» **Problem to work on**
Check every line of the data below for "înregistrare". Copy each one that has it.

________________

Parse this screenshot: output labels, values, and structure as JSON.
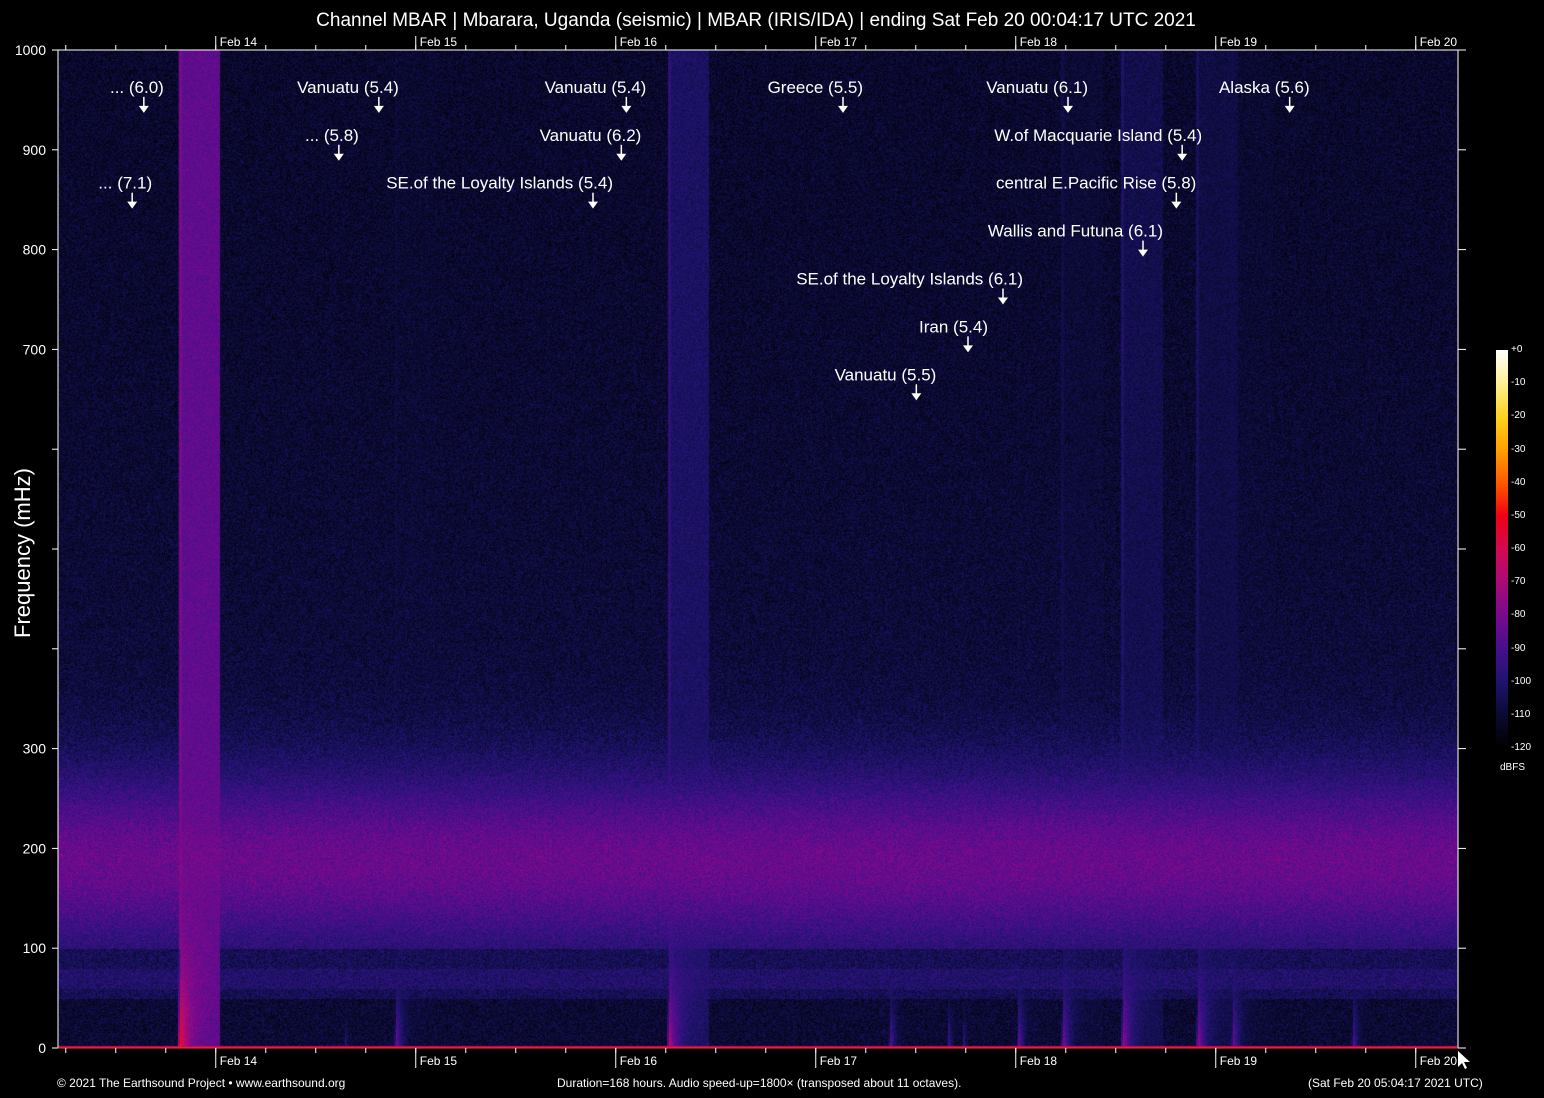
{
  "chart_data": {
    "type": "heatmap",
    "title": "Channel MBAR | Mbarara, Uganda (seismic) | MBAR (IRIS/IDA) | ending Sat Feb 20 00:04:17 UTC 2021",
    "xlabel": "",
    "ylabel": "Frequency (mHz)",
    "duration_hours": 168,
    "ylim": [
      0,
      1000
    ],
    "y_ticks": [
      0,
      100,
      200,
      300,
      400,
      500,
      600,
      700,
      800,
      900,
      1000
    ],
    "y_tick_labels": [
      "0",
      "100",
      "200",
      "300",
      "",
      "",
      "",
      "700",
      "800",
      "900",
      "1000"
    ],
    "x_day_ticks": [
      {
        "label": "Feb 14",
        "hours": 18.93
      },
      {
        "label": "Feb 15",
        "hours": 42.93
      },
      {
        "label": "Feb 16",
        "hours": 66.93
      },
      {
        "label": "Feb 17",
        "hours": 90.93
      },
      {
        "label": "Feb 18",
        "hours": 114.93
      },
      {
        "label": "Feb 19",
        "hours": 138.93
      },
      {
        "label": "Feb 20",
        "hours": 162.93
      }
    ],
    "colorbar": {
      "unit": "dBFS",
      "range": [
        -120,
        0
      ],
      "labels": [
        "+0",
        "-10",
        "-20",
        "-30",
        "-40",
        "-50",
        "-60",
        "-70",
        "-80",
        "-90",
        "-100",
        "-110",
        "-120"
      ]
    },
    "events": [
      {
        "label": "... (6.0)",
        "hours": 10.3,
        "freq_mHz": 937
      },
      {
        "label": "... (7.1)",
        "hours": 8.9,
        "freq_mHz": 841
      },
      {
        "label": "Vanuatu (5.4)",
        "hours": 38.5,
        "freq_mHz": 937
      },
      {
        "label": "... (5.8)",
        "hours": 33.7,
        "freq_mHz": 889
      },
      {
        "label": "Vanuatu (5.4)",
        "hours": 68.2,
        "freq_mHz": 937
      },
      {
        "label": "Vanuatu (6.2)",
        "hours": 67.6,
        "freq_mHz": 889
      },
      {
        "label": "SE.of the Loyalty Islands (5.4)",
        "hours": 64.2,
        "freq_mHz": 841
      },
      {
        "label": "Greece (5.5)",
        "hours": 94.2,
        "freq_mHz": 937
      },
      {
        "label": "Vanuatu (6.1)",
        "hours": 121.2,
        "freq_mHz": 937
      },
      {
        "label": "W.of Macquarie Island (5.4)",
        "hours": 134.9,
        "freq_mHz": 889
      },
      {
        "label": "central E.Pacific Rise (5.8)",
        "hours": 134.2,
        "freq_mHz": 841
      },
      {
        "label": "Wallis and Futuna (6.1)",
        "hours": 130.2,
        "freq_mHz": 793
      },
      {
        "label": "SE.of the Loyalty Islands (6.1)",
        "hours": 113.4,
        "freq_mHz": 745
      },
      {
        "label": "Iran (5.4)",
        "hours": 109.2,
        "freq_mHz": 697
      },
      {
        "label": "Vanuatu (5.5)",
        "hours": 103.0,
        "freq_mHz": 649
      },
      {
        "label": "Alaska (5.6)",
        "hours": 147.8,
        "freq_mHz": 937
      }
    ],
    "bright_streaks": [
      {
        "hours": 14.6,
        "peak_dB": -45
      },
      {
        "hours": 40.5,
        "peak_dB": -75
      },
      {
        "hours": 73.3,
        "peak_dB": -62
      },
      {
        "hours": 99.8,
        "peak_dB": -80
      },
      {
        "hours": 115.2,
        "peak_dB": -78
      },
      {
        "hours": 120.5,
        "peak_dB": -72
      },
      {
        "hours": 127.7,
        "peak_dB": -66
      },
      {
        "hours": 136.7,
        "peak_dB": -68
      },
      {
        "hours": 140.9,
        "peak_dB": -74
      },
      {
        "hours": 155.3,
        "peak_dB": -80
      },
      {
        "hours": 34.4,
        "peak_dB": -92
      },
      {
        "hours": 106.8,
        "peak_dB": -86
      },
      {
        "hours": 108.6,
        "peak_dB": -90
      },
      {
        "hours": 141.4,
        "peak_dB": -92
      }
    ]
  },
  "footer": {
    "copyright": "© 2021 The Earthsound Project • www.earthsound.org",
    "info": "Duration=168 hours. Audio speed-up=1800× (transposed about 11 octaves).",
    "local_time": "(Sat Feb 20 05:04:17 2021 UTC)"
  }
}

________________

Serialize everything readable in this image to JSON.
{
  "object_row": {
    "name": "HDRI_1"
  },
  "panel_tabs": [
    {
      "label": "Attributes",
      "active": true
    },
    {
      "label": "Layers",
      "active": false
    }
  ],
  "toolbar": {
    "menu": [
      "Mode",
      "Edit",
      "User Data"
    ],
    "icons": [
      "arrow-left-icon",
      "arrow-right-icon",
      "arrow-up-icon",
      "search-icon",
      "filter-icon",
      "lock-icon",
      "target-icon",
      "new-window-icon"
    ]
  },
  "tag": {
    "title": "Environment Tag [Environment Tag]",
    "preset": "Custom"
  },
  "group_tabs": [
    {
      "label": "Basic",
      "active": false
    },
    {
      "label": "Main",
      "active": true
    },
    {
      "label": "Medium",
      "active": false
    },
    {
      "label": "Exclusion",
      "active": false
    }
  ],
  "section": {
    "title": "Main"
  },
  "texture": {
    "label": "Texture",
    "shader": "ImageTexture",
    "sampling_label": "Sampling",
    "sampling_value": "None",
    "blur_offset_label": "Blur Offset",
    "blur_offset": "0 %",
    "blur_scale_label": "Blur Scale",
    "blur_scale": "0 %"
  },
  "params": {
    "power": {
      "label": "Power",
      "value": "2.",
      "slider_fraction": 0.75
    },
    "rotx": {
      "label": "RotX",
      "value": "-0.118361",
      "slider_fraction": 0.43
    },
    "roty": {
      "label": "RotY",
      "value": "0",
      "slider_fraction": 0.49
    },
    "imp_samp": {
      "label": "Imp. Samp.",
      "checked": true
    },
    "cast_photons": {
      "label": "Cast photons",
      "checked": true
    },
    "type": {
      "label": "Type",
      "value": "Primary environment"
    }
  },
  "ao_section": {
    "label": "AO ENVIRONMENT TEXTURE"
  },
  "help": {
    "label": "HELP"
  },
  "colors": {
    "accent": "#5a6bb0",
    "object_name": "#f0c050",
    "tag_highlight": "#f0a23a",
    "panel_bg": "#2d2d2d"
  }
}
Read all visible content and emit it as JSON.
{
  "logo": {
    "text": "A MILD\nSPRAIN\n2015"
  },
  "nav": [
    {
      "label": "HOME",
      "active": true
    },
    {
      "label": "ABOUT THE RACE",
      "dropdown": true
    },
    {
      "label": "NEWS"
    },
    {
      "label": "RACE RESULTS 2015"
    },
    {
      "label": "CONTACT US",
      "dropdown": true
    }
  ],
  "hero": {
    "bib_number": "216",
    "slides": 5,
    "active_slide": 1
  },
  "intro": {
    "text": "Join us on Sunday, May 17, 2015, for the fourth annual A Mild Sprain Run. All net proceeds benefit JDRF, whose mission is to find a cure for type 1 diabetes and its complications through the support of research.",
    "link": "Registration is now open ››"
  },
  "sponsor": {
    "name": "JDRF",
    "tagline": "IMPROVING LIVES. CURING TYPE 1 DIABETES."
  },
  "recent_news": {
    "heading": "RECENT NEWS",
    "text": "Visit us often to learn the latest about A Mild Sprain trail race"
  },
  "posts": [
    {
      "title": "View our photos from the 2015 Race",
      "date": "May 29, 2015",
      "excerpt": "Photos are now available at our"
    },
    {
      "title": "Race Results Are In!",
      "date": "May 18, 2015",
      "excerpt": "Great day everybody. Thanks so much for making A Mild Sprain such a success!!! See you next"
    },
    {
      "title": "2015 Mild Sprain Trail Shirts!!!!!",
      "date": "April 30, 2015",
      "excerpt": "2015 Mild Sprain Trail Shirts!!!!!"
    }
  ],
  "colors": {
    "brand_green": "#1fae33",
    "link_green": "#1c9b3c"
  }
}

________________

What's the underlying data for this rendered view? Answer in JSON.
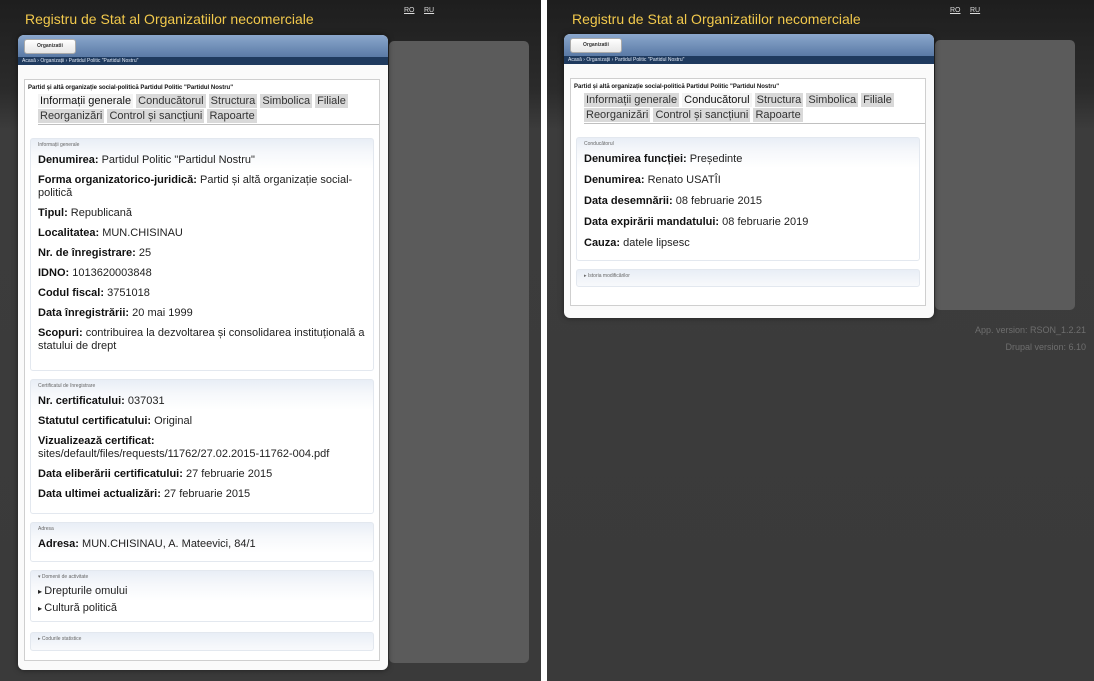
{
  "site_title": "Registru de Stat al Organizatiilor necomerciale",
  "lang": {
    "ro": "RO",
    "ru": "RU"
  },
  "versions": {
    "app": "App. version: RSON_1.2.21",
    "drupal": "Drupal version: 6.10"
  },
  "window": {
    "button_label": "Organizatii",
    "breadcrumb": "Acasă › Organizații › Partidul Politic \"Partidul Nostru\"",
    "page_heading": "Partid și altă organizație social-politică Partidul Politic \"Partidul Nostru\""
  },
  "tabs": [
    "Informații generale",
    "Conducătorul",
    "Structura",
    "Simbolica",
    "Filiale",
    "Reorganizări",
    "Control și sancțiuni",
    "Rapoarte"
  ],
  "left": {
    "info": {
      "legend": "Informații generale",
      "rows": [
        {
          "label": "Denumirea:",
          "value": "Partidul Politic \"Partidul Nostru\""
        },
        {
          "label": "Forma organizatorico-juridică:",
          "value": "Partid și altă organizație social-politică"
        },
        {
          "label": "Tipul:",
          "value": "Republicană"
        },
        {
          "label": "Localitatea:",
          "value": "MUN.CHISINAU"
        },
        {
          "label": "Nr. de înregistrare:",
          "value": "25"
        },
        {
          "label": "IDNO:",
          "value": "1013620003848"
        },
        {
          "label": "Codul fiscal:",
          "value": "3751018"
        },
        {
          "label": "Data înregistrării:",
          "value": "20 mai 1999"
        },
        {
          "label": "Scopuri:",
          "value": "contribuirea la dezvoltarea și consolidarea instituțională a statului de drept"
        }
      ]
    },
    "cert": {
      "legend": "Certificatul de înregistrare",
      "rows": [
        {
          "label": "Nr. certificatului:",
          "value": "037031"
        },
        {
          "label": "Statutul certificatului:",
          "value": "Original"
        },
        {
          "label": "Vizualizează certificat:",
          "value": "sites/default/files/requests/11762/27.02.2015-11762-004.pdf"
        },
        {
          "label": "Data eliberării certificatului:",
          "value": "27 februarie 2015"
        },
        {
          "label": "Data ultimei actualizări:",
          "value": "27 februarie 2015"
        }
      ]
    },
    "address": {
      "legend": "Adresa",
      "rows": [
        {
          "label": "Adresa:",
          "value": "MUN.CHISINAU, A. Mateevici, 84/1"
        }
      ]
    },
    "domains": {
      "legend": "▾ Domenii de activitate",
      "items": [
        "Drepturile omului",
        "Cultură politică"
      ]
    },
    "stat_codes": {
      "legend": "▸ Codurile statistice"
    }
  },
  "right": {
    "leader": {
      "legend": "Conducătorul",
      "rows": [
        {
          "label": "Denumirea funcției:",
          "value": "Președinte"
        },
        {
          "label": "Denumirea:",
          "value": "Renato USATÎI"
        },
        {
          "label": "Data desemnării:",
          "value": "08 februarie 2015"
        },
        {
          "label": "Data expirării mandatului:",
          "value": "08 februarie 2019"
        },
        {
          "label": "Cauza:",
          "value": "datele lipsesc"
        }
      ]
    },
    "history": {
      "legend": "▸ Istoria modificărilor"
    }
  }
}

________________

» **Written answer**
          "label": "Nr. de înregistrare:",
      "legend": "Certificatul de înregistrare",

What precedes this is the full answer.